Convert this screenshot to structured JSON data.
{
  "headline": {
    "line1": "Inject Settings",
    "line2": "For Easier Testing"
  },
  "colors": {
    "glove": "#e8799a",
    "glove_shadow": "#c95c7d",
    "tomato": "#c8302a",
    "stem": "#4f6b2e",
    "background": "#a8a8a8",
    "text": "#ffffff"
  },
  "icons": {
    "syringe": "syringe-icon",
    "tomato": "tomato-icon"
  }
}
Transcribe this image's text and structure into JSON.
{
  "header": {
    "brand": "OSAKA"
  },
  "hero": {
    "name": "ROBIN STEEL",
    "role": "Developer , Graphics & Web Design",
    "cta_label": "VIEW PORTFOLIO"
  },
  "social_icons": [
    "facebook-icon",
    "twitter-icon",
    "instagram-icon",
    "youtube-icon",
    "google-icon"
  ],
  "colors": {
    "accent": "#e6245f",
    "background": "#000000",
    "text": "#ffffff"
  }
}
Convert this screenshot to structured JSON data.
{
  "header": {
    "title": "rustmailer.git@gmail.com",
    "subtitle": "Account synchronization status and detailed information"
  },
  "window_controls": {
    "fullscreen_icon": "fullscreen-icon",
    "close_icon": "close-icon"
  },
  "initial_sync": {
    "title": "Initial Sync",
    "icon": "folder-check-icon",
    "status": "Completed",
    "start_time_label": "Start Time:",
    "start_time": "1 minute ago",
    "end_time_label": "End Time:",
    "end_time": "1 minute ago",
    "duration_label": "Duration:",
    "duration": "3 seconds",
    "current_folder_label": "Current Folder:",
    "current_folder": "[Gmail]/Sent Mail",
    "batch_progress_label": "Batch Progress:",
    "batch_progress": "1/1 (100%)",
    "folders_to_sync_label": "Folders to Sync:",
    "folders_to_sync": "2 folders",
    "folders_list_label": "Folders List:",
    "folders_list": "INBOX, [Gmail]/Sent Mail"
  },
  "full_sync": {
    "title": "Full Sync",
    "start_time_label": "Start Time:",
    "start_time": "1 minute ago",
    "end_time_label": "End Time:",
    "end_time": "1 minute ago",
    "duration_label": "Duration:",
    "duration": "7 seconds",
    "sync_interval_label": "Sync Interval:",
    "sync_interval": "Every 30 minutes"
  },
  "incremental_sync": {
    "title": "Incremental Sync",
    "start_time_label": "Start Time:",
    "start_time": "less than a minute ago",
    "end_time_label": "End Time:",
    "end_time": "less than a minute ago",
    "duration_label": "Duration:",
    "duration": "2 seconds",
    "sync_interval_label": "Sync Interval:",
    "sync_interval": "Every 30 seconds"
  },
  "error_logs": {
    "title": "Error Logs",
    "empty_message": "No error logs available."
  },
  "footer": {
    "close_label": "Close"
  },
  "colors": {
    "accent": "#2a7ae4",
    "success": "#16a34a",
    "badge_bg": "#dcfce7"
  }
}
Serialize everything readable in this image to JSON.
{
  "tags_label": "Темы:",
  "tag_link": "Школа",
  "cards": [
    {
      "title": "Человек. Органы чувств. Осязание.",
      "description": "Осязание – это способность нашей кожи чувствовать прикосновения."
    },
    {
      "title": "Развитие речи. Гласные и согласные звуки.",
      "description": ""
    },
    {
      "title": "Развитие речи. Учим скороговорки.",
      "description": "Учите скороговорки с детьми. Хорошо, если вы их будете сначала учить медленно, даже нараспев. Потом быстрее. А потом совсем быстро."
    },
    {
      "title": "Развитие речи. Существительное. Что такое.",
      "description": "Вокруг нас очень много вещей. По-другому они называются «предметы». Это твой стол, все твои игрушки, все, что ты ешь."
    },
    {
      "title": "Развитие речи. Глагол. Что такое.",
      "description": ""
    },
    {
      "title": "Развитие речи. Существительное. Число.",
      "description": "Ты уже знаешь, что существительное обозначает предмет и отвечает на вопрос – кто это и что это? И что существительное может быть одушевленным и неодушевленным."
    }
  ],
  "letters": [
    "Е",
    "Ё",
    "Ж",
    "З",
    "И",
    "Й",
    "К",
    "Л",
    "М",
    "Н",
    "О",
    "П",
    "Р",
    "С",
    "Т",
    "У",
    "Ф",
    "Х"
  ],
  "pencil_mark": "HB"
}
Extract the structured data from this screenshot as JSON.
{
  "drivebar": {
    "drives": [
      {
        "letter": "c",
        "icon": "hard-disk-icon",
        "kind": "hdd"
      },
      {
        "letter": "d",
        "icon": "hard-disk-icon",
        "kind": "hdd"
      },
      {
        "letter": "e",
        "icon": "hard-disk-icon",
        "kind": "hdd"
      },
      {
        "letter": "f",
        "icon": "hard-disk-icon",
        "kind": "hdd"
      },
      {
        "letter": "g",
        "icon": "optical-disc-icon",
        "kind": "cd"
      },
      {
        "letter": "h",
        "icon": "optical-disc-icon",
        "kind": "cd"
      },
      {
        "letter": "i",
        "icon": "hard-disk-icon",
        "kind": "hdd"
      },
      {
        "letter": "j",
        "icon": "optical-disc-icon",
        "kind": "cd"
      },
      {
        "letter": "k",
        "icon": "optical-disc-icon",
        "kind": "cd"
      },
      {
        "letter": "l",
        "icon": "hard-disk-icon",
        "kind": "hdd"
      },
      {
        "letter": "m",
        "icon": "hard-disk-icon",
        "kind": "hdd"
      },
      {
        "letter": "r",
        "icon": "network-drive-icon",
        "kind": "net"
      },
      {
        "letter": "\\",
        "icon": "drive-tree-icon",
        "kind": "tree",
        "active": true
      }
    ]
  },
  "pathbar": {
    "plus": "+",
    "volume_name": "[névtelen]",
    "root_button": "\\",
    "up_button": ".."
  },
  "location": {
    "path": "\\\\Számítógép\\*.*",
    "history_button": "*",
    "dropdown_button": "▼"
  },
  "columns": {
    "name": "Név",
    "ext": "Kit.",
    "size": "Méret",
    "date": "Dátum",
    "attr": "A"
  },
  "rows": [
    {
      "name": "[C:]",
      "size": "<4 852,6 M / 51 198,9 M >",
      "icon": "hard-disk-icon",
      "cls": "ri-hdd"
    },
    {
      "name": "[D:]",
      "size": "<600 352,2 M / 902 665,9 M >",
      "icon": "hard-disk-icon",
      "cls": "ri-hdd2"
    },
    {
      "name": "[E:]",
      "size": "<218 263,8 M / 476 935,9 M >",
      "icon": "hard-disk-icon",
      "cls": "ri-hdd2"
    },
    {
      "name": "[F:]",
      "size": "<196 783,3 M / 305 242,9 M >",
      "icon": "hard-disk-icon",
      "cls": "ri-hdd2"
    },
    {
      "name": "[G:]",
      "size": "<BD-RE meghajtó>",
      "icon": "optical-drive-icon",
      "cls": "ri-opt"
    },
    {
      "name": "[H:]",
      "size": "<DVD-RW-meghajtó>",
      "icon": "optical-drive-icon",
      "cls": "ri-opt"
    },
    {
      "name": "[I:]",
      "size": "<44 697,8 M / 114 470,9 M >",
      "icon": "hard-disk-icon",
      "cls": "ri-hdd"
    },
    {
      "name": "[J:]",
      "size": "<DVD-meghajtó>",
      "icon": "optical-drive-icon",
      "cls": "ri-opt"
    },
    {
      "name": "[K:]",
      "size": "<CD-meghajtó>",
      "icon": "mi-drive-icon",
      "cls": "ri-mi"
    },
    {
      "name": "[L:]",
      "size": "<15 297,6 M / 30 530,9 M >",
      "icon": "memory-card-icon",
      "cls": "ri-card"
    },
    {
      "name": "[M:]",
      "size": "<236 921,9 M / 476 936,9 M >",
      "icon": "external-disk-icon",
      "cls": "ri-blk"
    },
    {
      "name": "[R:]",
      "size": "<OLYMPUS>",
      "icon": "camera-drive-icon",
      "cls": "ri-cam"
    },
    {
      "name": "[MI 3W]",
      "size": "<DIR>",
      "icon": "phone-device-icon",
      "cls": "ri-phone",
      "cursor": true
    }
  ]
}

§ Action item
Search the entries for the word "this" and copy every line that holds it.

§ Task answer
Convert this screenshot to structured JSON data.
Transcribe this image's text and structure into JSON.
Convert this screenshot to structured JSON data.
Serialize everything readable in this image to JSON.
Extract the structured data from this screenshot as JSON.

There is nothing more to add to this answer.